8 September 2011
ELKHART LAKE, Wisc.–Car racing, the saying goes, started the day the second car was purchased. Technology has been a part of racing since then and has consistently driven innovation from the tracks into automobile showrooms for consumer benefit.
From rear-view mirrors to sensors to braking advances and countless others. Racing is the R&D labs for normal folks like us.
What’s happening today on tracks around the world is no different. The innovations being deployed in competitions are not only telling us what we can expect in the cars we buy in a few years, but also how the everyday driving infrastructure will change.
It’s long been said that races are won or lost in the pits, a second here or there is vital to staying in contention (here’s a link to a slideshow from the two big races this summer). This takes on a whole new meaning when you consider that the pit crew is now in constant real-time communication with its cars. They spend more time looking at computer screens than they do at the track.
Jay O’Connell, chief technical director for Bobby Rahal’s Rahal-Letterman-Lanigan BMW racing team, gave us a peek into how his engineers have leveraged technology to stay on top of their game–even as their success has prompted racing officials to slow their cars down!
From the pits, O’Connell, Rahal and team watch a number of screens, including one with the famous “marching ants,” graphical representations of all race cars as they circle the track. RF antennae on top of the race cars transmit to a hilltop repeater here and back to the pit stop’s receiver.
“It’s as if we’re in the car with the driver the whole time,” O’Connell said.
Every time their cars pit — two cars race per team in the American Le Mans Series (ALMS) racing – the team download’s up to an hour’s worth of technical data in 15 seconds and a storage card is exchanged in the back of the car. That card is handed over to race track officials, who monitor data and ensure “a balance of performance,” according to O’Connell.
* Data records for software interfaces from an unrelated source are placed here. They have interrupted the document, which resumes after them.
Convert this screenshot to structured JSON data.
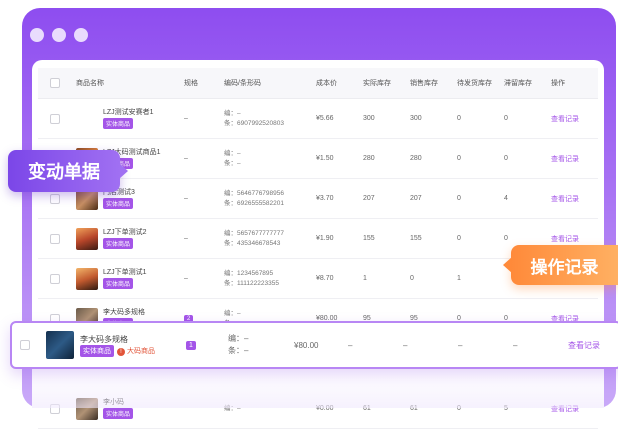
{
  "colors": {
    "accent": "#a455e8",
    "frame": "#8e4df0",
    "orange": "#ff8a3a"
  },
  "columns": [
    "商品名称",
    "规格",
    "编码/条形码",
    "成本价",
    "实际库存",
    "销售库存",
    "待发货库存",
    "滞留库存",
    "操作"
  ],
  "rows": [
    {
      "thumb": "t1",
      "name": "LZJ测试安赛者1",
      "tag": "实体商品",
      "spec": "–",
      "code1": "编：–",
      "code2": "条：6907992520803",
      "cost": "¥5.66",
      "actual": "300",
      "sale": "300",
      "pending": "0",
      "stuck": "0",
      "op": "查看记录"
    },
    {
      "thumb": "t2",
      "name": "LZJ大码测试商品1",
      "tag": "实体商品",
      "spec": "–",
      "code1": "编：–",
      "code2": "条：–",
      "cost": "¥1.50",
      "actual": "280",
      "sale": "280",
      "pending": "0",
      "stuck": "0",
      "op": "查看记录"
    },
    {
      "thumb": "t3",
      "name": "门店测试3",
      "tag": "实体商品",
      "spec": "–",
      "code1": "编：5646776798956",
      "code2": "条：6926555582201",
      "cost": "¥3.70",
      "actual": "207",
      "sale": "207",
      "pending": "0",
      "stuck": "4",
      "op": "查看记录"
    },
    {
      "thumb": "t4",
      "name": "LZJ下单测试2",
      "tag": "实体商品",
      "spec": "–",
      "code1": "编：5657677777777",
      "code2": "条：435346678543",
      "cost": "¥1.90",
      "actual": "155",
      "sale": "155",
      "pending": "0",
      "stuck": "0",
      "op": "查看记录"
    },
    {
      "thumb": "t5",
      "name": "LZJ下单测试1",
      "tag": "实体商品",
      "spec": "–",
      "code1": "编：1234567895",
      "code2": "条：111122223355",
      "cost": "¥8.70",
      "actual": "1",
      "sale": "0",
      "pending": "1",
      "stuck": "",
      "op": ""
    },
    {
      "thumb": "t6",
      "name": "李大码多规格",
      "tag": "实体商品",
      "spec": "2",
      "code1": "编：–",
      "code2": "条：–",
      "cost": "¥80.00",
      "actual": "95",
      "sale": "95",
      "pending": "0",
      "stuck": "0",
      "op": "查看记录"
    }
  ],
  "highlight": {
    "name": "李大码多规格",
    "tag": "实体商品",
    "tag2": "大码商品",
    "spec": "1",
    "code1": "编：–",
    "code2": "条：–",
    "cost": "¥80.00",
    "d1": "–",
    "d2": "–",
    "d3": "–",
    "d4": "–",
    "op": "查看记录"
  },
  "last_row": {
    "name": "李小码",
    "tag": "实体商品",
    "code1": "编：–",
    "cost": "¥0.00",
    "actual": "61",
    "sale": "61",
    "pending": "0",
    "stuck": "5",
    "op": "查看记录"
  },
  "float_left": "变动单据",
  "float_right": "操作记录"
}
You know this will make its way to us as consumers within a decade. Communications in all likelihood will begin to manage traffic, car speed and so forth, especially in congested urban areas.
Listen as O’Connell describes the amazing innovations that keep the Rahal team atop the ALMS leader board: